While Linux 4.9 will not officially open for development until next week, the DRM-Next code is ready to roll with all major feature work having been committed by the different open-source Direct Rendering Manager drivers. In this article is some preliminary testing of this DRM-Next code as of 29 September when testing various AMD GPUs with the Radeon and AMDGPU DRM drivers. Linux 4.9 does bring compile-time-offered experimental support for the AMD Southern Islands GCN 1.0 hardware on AMDGPU, but that isn't the focus of this article. A follow-up comparison is being done with GCN 1.0/1.1 experimental support enabled to see the Radeon vs. AMDGPU performance difference on that hardware. For today's testing was a Radeon R7 370 to look at the Radeon DRM performance and for AMDGPU testing was the Radeon R9 285, R9 Fury, and RX 480. Benchmarks were done from the Linux 4.8 Git and Linux DRM-Next kernels as of 29 September. Read more

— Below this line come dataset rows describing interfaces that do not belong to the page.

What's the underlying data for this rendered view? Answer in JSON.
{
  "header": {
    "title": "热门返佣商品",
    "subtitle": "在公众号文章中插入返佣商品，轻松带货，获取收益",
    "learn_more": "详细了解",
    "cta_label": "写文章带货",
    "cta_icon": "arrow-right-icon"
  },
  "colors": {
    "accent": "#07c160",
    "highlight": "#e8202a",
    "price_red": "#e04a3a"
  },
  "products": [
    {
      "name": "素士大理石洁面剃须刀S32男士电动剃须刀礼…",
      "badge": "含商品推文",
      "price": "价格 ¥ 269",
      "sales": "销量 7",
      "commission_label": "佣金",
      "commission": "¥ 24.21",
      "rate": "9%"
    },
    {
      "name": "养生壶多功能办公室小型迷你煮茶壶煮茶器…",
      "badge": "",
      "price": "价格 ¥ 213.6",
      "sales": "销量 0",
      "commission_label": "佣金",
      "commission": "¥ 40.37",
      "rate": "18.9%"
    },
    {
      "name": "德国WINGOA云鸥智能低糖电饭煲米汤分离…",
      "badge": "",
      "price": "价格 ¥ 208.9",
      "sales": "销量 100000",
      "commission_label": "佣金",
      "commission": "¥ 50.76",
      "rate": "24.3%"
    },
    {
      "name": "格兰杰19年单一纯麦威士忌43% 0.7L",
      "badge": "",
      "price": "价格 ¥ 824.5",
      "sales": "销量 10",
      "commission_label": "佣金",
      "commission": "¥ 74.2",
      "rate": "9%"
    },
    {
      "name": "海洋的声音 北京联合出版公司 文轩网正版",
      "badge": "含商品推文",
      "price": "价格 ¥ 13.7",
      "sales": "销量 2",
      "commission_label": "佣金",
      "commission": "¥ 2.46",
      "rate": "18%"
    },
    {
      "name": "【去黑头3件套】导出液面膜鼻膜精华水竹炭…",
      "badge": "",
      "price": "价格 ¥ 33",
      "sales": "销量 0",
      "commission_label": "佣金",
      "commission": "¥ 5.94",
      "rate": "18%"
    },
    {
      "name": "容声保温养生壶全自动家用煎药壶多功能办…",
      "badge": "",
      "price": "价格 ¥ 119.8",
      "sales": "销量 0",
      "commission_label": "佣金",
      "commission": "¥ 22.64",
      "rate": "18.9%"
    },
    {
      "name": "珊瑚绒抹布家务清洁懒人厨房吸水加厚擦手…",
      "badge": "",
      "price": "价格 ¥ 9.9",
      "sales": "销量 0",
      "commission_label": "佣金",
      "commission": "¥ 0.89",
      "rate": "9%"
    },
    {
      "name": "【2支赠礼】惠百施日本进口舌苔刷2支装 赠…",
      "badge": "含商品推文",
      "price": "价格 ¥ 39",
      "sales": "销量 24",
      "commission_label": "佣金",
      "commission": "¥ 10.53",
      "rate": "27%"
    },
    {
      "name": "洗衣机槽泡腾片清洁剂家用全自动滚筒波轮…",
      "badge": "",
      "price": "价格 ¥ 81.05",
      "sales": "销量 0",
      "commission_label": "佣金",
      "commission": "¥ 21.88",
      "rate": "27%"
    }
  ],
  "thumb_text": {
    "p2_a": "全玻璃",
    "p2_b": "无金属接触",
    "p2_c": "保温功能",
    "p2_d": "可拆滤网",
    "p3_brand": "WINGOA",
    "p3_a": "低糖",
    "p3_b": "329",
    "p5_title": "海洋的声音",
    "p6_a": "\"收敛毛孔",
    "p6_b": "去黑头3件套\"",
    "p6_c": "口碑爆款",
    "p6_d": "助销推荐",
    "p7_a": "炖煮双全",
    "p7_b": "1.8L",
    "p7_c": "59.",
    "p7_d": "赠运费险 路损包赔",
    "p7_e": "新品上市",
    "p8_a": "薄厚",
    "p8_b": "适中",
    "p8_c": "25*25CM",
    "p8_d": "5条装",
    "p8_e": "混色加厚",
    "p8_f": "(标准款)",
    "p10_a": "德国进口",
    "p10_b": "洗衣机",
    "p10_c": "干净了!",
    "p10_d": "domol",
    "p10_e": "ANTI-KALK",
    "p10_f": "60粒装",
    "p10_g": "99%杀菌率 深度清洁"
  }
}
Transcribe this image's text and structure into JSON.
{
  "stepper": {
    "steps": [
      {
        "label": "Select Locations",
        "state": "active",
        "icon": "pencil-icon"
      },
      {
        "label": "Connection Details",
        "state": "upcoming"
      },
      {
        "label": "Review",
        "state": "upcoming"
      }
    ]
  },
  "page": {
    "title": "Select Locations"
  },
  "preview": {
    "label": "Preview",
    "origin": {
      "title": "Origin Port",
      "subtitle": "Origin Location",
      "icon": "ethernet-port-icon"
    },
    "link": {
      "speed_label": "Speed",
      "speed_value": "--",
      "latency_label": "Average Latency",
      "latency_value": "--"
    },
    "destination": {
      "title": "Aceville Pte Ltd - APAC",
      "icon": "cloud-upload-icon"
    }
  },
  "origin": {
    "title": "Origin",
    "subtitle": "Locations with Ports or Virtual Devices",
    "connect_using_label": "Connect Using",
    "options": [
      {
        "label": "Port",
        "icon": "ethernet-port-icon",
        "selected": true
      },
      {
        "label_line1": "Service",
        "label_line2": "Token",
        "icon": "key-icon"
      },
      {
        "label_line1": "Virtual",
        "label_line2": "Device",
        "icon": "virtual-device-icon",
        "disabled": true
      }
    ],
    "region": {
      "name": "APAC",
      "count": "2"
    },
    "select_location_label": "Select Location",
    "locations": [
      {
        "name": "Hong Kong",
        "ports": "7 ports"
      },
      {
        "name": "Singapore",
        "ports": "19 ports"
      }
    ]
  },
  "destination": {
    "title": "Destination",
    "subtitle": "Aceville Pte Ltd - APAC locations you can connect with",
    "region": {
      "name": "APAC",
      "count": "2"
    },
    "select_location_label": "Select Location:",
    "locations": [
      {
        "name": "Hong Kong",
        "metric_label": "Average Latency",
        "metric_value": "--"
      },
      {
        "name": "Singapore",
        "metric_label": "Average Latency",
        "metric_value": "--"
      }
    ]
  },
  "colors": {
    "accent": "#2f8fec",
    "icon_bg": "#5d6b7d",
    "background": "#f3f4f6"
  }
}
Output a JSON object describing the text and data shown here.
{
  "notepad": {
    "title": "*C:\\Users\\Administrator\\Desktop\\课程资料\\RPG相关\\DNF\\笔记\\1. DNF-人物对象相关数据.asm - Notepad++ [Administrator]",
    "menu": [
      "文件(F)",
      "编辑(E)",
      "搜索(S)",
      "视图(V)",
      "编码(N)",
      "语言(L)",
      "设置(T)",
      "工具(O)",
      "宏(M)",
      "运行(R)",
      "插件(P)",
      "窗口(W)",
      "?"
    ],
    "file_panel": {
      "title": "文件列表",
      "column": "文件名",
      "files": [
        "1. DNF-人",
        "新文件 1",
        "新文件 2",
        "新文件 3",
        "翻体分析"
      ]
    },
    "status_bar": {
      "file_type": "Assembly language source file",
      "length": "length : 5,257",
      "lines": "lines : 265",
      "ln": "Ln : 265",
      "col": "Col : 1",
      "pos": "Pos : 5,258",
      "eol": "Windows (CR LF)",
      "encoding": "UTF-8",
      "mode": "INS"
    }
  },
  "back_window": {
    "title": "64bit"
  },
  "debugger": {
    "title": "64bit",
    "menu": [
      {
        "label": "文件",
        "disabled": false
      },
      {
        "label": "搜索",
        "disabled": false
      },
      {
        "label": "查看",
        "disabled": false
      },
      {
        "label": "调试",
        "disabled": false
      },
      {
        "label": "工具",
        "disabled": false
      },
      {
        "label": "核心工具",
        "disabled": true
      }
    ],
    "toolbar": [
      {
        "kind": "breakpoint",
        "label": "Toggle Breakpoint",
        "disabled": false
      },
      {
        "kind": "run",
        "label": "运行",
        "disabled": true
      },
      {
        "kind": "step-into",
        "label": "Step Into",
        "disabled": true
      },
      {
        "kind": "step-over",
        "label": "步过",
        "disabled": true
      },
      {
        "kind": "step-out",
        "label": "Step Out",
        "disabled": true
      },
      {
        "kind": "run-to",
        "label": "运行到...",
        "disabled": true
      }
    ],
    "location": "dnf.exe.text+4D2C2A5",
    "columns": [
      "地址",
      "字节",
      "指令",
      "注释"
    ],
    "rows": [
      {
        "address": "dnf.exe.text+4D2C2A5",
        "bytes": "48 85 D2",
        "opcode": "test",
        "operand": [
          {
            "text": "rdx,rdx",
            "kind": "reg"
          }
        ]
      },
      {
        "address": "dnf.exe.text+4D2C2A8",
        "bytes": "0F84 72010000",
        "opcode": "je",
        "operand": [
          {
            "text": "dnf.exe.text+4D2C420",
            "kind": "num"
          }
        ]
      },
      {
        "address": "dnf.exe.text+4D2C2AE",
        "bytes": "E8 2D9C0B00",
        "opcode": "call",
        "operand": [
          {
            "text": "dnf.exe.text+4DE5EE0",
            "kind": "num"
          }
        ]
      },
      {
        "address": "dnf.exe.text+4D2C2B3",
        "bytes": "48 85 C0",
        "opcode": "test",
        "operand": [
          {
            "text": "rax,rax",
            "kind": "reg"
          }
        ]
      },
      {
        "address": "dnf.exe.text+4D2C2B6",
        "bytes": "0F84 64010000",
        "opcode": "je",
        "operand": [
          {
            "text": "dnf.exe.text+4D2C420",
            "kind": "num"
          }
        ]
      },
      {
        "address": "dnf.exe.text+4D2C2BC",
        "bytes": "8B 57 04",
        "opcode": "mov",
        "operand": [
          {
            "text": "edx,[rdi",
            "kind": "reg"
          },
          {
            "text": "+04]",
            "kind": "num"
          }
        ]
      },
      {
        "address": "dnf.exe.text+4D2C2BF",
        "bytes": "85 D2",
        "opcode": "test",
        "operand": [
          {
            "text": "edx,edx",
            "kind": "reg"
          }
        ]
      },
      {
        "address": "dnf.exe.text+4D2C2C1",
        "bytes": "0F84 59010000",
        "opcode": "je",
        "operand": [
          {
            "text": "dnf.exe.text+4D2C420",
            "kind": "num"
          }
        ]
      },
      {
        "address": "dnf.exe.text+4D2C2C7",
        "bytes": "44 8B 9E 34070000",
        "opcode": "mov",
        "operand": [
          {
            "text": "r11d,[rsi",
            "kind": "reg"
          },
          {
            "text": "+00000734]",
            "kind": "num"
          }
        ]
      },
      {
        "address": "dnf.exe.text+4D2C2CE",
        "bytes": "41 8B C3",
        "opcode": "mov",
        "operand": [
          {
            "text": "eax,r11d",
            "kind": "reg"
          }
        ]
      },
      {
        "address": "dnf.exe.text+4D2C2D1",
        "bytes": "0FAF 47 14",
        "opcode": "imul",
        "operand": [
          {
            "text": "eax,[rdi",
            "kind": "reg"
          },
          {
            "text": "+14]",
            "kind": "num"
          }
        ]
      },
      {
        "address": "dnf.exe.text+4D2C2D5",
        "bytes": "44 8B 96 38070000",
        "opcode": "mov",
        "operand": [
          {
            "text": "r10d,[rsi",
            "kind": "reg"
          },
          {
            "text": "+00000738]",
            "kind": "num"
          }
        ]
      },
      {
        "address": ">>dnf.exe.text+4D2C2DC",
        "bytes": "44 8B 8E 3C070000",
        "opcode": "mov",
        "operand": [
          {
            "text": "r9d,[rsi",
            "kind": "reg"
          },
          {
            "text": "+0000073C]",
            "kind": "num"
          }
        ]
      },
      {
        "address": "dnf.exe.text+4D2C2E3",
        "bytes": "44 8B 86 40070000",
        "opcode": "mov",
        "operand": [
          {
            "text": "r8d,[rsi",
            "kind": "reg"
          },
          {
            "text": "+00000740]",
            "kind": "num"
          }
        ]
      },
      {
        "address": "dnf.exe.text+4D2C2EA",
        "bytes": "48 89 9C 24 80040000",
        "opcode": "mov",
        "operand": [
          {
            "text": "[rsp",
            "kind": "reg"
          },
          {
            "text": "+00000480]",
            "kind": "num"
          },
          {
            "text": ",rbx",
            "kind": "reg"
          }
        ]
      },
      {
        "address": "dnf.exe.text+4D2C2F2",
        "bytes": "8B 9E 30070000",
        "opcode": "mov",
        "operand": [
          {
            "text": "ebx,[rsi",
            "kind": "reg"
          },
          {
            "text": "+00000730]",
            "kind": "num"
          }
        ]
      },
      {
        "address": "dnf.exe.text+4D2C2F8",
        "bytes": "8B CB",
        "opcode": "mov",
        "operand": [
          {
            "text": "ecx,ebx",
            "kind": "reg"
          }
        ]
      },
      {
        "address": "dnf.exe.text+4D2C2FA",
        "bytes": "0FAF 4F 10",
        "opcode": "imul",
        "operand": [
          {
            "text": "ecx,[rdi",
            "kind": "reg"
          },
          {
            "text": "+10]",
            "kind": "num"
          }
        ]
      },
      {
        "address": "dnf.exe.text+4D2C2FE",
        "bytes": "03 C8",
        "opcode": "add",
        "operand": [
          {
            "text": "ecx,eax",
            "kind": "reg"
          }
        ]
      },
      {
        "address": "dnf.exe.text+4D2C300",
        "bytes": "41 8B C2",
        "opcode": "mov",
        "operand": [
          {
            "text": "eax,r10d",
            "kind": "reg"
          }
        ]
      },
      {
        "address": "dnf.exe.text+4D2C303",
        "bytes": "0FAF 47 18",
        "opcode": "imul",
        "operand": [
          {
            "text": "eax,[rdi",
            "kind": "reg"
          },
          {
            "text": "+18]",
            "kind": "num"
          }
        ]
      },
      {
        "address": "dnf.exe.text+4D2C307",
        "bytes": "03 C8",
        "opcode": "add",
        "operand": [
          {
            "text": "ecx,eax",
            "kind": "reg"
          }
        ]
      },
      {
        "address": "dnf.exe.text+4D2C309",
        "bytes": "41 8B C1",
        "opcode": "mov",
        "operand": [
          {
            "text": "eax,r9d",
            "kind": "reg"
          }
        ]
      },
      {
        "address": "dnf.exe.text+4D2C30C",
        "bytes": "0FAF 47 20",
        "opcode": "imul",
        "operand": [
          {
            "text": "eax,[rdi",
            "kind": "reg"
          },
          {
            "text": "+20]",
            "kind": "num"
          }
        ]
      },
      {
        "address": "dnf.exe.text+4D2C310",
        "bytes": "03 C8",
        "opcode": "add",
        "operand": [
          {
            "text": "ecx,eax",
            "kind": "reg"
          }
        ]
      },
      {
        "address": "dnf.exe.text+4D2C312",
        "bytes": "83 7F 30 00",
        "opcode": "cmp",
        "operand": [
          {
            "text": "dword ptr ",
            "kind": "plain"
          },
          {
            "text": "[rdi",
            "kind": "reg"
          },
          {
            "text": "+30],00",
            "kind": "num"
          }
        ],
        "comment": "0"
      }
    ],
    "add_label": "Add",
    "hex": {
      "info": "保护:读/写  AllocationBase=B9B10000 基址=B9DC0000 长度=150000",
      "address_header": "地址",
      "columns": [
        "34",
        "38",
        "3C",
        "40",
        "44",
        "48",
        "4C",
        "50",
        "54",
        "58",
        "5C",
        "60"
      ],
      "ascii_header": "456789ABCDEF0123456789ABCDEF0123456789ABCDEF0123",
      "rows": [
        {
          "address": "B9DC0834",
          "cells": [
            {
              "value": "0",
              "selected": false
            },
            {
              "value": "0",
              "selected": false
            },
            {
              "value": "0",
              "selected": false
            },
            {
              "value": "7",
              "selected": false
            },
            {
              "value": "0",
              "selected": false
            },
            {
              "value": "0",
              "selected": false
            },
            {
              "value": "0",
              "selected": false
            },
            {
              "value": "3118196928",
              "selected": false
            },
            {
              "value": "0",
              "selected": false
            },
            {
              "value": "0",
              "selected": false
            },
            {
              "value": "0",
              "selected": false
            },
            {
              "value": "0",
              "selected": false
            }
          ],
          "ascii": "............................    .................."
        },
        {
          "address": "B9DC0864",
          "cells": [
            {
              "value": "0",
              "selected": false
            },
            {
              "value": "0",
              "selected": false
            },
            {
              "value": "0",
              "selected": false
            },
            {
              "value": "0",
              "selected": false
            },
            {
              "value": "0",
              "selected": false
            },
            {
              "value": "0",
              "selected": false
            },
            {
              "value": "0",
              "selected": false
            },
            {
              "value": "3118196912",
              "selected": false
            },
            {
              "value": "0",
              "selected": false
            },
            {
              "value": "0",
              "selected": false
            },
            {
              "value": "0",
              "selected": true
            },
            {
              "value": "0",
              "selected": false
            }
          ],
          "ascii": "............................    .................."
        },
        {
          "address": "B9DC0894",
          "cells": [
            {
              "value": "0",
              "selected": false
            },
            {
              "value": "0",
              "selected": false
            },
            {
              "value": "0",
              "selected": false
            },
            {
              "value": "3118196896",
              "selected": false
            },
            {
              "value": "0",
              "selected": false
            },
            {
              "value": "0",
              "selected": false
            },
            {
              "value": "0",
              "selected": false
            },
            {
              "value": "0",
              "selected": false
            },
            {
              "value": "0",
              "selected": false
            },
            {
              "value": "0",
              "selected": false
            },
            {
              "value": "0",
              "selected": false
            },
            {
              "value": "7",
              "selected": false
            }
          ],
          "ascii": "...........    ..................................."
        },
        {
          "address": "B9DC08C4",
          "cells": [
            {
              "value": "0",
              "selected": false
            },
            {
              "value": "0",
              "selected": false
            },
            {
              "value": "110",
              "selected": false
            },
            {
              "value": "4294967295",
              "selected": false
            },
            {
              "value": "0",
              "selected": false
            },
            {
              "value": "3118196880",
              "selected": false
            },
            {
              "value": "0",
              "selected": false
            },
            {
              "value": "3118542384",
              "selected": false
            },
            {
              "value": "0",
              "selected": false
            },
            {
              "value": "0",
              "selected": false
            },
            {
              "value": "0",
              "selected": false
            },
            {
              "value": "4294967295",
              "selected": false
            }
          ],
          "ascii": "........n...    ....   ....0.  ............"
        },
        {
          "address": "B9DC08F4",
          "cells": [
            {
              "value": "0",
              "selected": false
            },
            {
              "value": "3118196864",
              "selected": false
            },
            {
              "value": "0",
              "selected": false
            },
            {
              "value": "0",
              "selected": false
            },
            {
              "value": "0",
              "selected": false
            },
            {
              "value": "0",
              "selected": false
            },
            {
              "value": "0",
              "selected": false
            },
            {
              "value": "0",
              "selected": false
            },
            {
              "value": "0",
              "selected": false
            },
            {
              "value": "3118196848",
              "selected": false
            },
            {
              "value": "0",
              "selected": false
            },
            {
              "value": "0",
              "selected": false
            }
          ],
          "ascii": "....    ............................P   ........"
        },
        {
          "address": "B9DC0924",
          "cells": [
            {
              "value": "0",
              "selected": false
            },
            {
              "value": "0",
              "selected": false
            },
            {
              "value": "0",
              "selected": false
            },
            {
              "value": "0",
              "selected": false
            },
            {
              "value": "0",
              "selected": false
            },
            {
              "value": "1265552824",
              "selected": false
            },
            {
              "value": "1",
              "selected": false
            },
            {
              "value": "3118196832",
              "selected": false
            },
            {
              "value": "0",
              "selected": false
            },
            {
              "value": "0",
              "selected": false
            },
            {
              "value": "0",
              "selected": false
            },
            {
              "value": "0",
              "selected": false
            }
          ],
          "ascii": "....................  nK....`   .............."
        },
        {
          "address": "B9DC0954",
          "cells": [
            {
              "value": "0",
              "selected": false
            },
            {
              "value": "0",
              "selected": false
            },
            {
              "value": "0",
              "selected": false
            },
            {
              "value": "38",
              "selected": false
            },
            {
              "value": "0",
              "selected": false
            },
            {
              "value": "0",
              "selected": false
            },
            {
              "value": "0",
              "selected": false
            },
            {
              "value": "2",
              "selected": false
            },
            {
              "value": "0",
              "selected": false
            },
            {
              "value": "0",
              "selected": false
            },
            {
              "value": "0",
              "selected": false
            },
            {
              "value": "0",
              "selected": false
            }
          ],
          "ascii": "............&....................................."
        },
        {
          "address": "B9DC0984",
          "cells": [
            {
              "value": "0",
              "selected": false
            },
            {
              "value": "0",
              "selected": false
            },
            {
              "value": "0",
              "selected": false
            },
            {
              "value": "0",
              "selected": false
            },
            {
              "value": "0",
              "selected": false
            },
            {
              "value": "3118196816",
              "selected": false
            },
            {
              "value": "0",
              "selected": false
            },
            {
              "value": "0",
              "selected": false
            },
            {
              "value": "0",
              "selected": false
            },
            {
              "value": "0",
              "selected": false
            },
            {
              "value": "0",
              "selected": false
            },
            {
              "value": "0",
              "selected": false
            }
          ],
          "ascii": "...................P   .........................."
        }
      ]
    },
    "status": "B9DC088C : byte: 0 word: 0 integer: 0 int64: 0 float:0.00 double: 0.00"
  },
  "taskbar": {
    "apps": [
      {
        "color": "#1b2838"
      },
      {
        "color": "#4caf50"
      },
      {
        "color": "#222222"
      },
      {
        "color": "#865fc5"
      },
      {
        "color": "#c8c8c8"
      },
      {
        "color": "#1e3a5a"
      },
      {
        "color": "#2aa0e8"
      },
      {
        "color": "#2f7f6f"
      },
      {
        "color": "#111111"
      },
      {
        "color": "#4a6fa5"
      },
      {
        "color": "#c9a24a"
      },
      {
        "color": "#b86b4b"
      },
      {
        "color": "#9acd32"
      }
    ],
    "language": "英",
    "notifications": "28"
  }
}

How to Effectively and Efficiently Edit Configuration Files in Linux

Every Linux administrator has to eventually (and manually) edit a configuration file. Whether you are setting up a web server, configuring a service to connect to a database, tweaking a bash script, or troubleshooting a network connection, you cannot avoid a dive deep into the heart of one or more configuration files. To some, the prospect of manually editing configuration files is akin to a nightmare. Wading through what seems like countless lines of options and comments can put you on the fast track for hair and sanity loss. Which, of course, isn’t true. In fact, most Linux administrators enjoy a good debugging or configuration challenge. Sifting through the minutiae of how a server or software functions is a great way to pass time. But this process doesn’t have to be an exercise in ineffective inefficiency. In fact, tools are available to you that go a very long way to make the editing of config files much, much easier. I’m going to introduce you to a few such tools, to ease some of the burden of your Linux admin duties. I’ll first discuss the command-line tools that are invaluable to the task of making configuration more efficient. Read more

Why Good Linux Sysadmins Use Markdown

The Markdown markup language is perfect for writing system administrator documentation: it is lightweight, versatile, and easy to learn, so you spend your time writing instead of fighting with formatting. The life of a Linux system administrator is complex and varied, and you know that documenting your work is a big time-saver. A documentation web server shared by you and your colleagues is a wonderful productivity tool. Most of us know simple HTML, and can whack up a web page as easily as writing plain text. But using Markdown is better. Read more